• RECORDS SHOWN:
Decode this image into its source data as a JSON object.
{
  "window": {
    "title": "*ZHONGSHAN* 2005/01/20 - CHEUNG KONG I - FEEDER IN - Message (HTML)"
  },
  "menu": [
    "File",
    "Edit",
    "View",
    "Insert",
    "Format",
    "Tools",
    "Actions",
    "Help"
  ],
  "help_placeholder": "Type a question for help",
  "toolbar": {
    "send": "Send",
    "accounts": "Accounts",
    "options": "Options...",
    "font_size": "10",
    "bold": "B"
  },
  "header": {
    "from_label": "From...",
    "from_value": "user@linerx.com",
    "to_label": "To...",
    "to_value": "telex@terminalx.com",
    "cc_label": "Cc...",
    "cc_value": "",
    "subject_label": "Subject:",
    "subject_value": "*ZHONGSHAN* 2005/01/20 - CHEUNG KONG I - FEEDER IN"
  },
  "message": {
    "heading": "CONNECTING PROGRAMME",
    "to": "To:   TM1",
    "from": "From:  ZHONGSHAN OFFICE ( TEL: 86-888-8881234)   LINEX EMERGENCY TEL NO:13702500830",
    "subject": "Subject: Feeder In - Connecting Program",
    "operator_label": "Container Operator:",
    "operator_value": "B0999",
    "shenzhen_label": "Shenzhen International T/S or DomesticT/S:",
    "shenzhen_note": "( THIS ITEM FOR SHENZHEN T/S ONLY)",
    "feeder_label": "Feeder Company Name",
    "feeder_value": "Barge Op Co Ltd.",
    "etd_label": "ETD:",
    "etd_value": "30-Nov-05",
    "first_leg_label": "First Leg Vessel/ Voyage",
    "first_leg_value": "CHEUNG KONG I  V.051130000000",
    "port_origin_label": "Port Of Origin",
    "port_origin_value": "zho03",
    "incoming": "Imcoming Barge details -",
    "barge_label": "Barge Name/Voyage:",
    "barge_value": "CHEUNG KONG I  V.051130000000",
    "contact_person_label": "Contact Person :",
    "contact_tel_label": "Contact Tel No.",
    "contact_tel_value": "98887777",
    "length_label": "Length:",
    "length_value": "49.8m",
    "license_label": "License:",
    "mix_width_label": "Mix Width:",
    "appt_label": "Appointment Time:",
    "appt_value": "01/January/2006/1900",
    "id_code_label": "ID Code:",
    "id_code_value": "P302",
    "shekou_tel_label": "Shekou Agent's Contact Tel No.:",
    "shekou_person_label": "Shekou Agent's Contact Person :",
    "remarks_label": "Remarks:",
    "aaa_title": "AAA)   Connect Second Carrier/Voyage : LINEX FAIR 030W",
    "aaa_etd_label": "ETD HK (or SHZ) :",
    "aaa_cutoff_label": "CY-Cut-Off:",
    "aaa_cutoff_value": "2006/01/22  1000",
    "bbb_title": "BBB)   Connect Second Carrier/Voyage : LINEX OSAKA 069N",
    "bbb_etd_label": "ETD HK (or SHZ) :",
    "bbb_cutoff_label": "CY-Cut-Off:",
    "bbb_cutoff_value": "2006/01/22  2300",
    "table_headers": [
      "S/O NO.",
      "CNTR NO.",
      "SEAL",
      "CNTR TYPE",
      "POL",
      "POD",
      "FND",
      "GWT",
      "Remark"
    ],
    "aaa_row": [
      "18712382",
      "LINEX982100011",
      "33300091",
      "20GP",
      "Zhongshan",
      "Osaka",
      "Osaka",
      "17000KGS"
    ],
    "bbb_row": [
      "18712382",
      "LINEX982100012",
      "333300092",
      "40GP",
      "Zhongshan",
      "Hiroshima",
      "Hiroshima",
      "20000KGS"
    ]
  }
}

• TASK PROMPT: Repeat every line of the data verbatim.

• COMPLETED TASK:
Decode this image into its source data as a JSON object.
{
  "window": {
    "title": "*ZHONGSHAN* 2005/01/20 - CHEUNG KONG I - FEEDER IN - Message (HTML)"
  },
  "menu": [
    "File",
    "Edit",
    "View",
    "Insert",
    "Format",
    "Tools",
    "Actions",
    "Help"
  ],
  "help_placeholder": "Type a question for help",
  "toolbar": {
    "send": "Send",
    "accounts": "Accounts",
    "options": "Options...",
    "font_size": "10",
    "bold": "B"
  },
  "header": {
    "from_label": "From...",
    "from_value": "user@linerx.com",
    "to_label": "To...",
    "to_value": "telex@terminalx.com",
    "cc_label": "Cc...",
    "cc_value": "",
    "subject_label": "Subject:",
    "subject_value": "*ZHONGSHAN* 2005/01/20 - CHEUNG KONG I - FEEDER IN"
  },
  "message": {
    "heading": "CONNECTING PROGRAMME",
    "to": "To:   TM1",
    "from": "From:  ZHONGSHAN OFFICE ( TEL: 86-888-8881234)   LINEX EMERGENCY TEL NO:13702500830",
    "subject": "Subject: Feeder In - Connecting Program",
    "operator_label": "Container Operator:",
    "operator_value": "B0999",
    "shenzhen_label": "Shenzhen International T/S or DomesticT/S:",
    "shenzhen_note": "( THIS ITEM FOR SHENZHEN T/S ONLY)",
    "feeder_label": "Feeder Company Name",
    "feeder_value": "Barge Op Co Ltd.",
    "etd_label": "ETD:",
    "etd_value": "30-Nov-05",
    "first_leg_label": "First Leg Vessel/ Voyage",
    "first_leg_value": "CHEUNG KONG I  V.051130000000",
    "port_origin_label": "Port Of Origin",
    "port_origin_value": "zho03",
    "incoming": "Imcoming Barge details -",
    "barge_label": "Barge Name/Voyage:",
    "barge_value": "CHEUNG KONG I  V.051130000000",
    "contact_person_label": "Contact Person :",
    "contact_tel_label": "Contact Tel No.",
    "contact_tel_value": "98887777",
    "length_label": "Length:",
    "length_value": "49.8m",
    "license_label": "License:",
    "mix_width_label": "Mix Width:",
    "appt_label": "Appointment Time:",
    "appt_value": "01/January/2006/1900",
    "id_code_label": "ID Code:",
    "id_code_value": "P302",
    "shekou_tel_label": "Shekou Agent's Contact Tel No.:",
    "shekou_person_label": "Shekou Agent's Contact Person :",
    "remarks_label": "Remarks:",
    "aaa_title": "AAA)   Connect Second Carrier/Voyage : LINEX FAIR 030W",
    "aaa_etd_label": "ETD HK (or SHZ) :",
    "aaa_cutoff_label": "CY-Cut-Off:",
    "aaa_cutoff_value": "2006/01/22  1000",
    "bbb_title": "BBB)   Connect Second Carrier/Voyage : LINEX OSAKA 069N",
    "bbb_etd_label": "ETD HK (or SHZ) :",
    "bbb_cutoff_label": "CY-Cut-Off:",
    "bbb_cutoff_value": "2006/01/22  2300",
    "table_headers": [
      "S/O NO.",
      "CNTR NO.",
      "SEAL",
      "CNTR TYPE",
      "POL",
      "POD",
      "FND",
      "GWT",
      "Remark"
    ],
    "aaa_row": [
      "18712382",
      "LINEX982100011",
      "33300091",
      "20GP",
      "Zhongshan",
      "Osaka",
      "Osaka",
      "17000KGS"
    ],
    "bbb_row": [
      "18712382",
      "LINEX982100012",
      "333300092",
      "40GP",
      "Zhongshan",
      "Hiroshima",
      "Hiroshima",
      "20000KGS"
    ]
  }
}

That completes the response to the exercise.